You can also make your own vegetarian options: try pickling aubergine, courgette or tofu. Most recipes will take at least two days, with the herring or alternative of choice needing to marinate overnight before serving, so get planning now if you want to have it on the table for Saturday.

Here are a selection of pickled herring recipes from John Duxbury’s Swedish Food website.


Most Easter tables will feature at least two sorts of salmon, one is often a baked side of salmon. You’ll often see smoked salmon and gravad lax (literally “buried”, preserved in salt, sugar and often dill) alongside hovmästarsås, a mustard and dill sauce which is also served at Christmas.

If you don’t eat fish, you can make a vegetarian or vegan version of gravad lax from carrots. This is usually referred to as gravad morot. Here’s a recipe (in Swedish) from the book Vegansk husmanskost by Gustav Johansson. Again, it needs to be marinated overnight, so make sure to plan this in advance.

Scrambled egg with cod roe, truffle and dill served in eggshells. Photo: Jessica Gow/TT


No Easter meal would be complete without eggs. The most usual form of eggs you’ll see is cold, hardboiled eggs sliced in half. Some people will also top these half-eggs with mayonnaise, prawns and cod roe, known as kaviar in Swedish. This is sold in small glass jars in the fridge section of the supermarket, and can be orange or black – not the same as Kalles kaviar!

To make these vegetarian, you can leave out the prawns and use a vegetarian version of kaviar made from seaweed. Look for tångkaviar, which may be in the fish section of the supermarket, or the vegetarian section, if your supermarket has one of these.

If you live outside Sweden, you may be able to source tångkaviar in the food market at your local Ikea.
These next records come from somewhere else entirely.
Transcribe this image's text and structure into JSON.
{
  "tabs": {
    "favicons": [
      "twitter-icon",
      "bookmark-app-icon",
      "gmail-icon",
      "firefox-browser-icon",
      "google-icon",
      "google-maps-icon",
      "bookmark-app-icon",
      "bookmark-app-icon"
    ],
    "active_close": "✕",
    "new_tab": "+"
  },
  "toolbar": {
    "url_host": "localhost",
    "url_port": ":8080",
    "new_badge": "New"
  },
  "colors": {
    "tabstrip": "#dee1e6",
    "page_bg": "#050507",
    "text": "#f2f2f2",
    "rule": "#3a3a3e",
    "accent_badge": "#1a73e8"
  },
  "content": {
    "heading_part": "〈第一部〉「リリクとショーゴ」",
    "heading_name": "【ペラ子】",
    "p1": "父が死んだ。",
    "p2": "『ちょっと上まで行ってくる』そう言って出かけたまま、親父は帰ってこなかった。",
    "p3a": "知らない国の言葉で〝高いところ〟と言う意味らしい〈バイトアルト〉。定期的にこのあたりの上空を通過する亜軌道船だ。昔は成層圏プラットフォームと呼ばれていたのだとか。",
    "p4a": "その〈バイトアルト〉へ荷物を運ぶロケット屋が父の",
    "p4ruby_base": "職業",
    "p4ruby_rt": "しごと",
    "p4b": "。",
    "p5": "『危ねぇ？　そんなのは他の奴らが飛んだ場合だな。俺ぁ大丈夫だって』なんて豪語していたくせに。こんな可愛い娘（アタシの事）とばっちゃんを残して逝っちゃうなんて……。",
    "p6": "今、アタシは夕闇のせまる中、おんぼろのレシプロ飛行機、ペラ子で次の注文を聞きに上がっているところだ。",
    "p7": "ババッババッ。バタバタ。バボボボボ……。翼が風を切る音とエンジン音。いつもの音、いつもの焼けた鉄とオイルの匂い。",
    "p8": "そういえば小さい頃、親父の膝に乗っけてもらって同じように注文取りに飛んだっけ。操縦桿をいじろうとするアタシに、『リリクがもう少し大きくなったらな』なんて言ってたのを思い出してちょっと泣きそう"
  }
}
For a vegan option, try sliced tofu topped with vegan mayonnaise (spiked with black salt, if you can get hold of it, which will give it an eggy flavour). Top with tångkaviar and a sprig of dill and you’re good to go.
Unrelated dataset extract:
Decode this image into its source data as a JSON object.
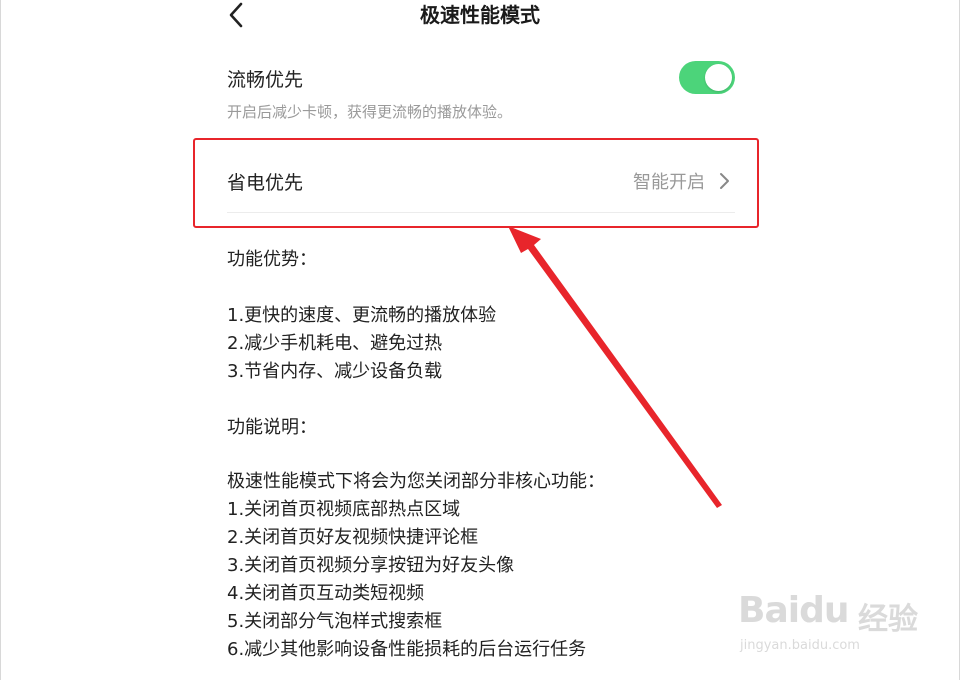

Matjes-style herring served with crispbread, boiled new potatoes with dill, cheese and diced onions. Photo: Janerik Henriksson/TT

Boiled potatoes with dill

This is pretty self-explanatory. Boiled new potatoes with their skins on, served cold with dill.

Jansson’s temptation

Although more of a Christmas dish, some families also serve Jansson’s temptation, a creamy potato casserole baked in the oven, at Easter.

Jansson’s is made using Swedish ansjovis, known as sprats in English. Although it may be tempting, you should avoid substituting ansjovis with anchovies – the former are much milder and spiced, whereas the latter will be far too salty.

One option, which also has the benefit of being vegetarian, could be to use similar spices to create the same flavour you would gain from the ansjovis. Try simmering the cream used in your Jansson’s for a couple of minutes with a pinch of ground allspice, a pinch of ground cloves, a pinch of ground ginger, a pinch of white pepper and a few bay leaves instead.

Check out this Jansson’s temptation recipe from our archives.

Goat’s cheese filled lamb fillets with beans and tenderstem broccoli. Photo: Leif R Jansson/TT


Roast lamb is also becoming more and more popular at Easter, usually as a roast joint of lamb or a rack of lamb.

This can be difficult to make a convincing vegetarian version of, but vegetarian meatballs or sausages could be a good substitute at your Easter buffet.

Easter egg

If there’s one thing you definitely shouldn’t forget at Easter, it’s the Easter eggs. Swedish Easter eggs are less chocolatey than in other countries. The eggs themselves are not edible – they are made of cardboard with Easter-themed designs – and are filled with sweets. 

These are easy to make vegetarian or vegan, just double-check that any sweets you include don’t contain animal-derived gelatin, and leave out the milk chocolate for any vegans.